For their part, Wal-Mart has suggested that the UFCW (for English readers, think USDAW. Yeah, that shit.) is behind the coming strikes. And in 2009 the CEO of Wal-Mart and the the leader of the massive Service Employers International Union issued a joint statement in support of President Obama's healthcare reforms.
In any case, the first strikes which have led us here began when outsourced non-union warehouse workers walked off the job in California. The workers were associated with Warehouse Workers United. WWU are, in turn, supported by Change to Win, a large breakaway group from the main American trade union federation, the AFL-CIO. As part of the strike, the workers began a fifty mile “pilgrimage” where they were supported by community organisations and faith groups.
Following this, more non-union outsourced warehouse workers in Indiana walked off the job, struck for three weeks, and won their main demands. And in an unheard development, the workers returned with full back pay for days missed due to the strike.
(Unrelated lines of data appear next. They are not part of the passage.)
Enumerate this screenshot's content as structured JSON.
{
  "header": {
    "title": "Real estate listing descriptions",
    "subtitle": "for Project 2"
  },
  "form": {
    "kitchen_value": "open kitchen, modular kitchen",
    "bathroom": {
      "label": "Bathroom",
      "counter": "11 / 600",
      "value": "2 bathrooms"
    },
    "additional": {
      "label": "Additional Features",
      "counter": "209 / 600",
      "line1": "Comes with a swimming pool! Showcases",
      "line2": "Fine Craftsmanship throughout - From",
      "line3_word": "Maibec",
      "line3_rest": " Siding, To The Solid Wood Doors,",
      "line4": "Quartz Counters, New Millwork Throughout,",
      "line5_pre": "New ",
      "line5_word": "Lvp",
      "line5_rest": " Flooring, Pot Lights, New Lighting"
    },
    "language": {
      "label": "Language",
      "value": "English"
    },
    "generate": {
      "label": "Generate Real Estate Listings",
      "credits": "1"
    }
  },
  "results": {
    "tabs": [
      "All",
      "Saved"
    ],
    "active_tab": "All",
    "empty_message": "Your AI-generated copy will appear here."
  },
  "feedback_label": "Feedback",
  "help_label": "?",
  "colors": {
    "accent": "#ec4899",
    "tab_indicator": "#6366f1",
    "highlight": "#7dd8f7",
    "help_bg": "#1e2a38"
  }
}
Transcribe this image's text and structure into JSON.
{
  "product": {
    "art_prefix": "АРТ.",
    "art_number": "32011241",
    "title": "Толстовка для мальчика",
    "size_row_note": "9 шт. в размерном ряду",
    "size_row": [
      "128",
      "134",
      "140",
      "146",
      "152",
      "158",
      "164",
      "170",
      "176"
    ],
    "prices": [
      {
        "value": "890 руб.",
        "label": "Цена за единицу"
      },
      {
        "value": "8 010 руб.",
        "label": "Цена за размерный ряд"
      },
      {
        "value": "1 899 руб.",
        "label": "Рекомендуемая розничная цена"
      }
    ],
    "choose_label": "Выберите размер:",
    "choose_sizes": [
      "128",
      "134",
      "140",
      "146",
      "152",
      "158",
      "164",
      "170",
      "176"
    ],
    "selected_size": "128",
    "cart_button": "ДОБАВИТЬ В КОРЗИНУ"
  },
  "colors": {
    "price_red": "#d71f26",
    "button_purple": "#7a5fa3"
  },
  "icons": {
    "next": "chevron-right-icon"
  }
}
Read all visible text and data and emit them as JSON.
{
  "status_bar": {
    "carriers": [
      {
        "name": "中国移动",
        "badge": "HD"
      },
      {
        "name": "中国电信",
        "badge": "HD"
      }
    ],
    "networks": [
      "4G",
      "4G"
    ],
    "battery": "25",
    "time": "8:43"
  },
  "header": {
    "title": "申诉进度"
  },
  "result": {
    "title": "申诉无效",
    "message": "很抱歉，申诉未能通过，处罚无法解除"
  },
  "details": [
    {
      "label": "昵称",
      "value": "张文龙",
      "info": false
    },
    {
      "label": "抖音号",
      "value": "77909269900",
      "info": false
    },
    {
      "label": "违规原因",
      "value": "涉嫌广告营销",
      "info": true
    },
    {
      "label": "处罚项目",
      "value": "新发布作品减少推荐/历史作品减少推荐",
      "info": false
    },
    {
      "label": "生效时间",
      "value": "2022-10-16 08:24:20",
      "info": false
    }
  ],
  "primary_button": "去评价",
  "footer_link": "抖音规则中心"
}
This time, the workers were supported by a workers centre associated with the independent trade union UE. UE is generally considered to be, in American parlance, the “best of the business unions”. The union is more democratic, more left-wing, and less tied to the Democratic Party. It's also more likely to engage in direct action and challenge anti-worker laws. It's even willing to fight without recognition and as a minority union.
Interestingly, in both cases the workers made Wal-Mart and not their direct employer the public target. Tactics like supply-chain organising and direct action by a non-unionised workforce, long advocated by radicals, made a distinct appearance in these strikes. None of this is to say that the organisers of these strikes were radicals—I have no evidence one way or the other—or that such struggles won't eventually be recuperated. But it is to say that there is at least a latent radicalism within the strike wave.
From the warehouses to the stores, shopworkers then began to strike. By mid-October 28 stores in 12 states had been hit by strikes. It's a safe bet to say that various trade unions, groups, and probably even some self-organisation has been behind the scenes in these stoppages.
Since the early retailworker actions in Southern California, a group calling itself OUR Walmart claimed to be supporting the strikers. Wal-Mart, for their part, have filed for an injuction against the planned Black Friday strikes and demonstrations. The company alleges that the OUR Walmart is a project of the UFCW and that the protests constitute illegal pickets.
The Black Friday Wal-Mart strike wave could prove to be a watershed moment in US labour history. It could be a rebirth of American labour, inspiring other service and retail workers to begin organising on the job. Or it could more of the same: trade unions harvesting the inevitable anger that bubbles up on the shopfloor and using it to prop up themselves as the representatives of labour.
So, as radicals, what can we do? For one, go to Friday's pickets and protests. Begin making contacts with the striking workers. Talk to them about about material issues and don't lecture them about politics. Instead, offer to support them in ways and with actions that the trade unions won't.
Deeper political conversations will develop from there. Besides helping to push for more militant actions we can help to inoculate the workers against not only the inevitable backlash they'll face from management, but from the inevitable sell-outs they'll experience if trade unions are allowed to monopolise future actions.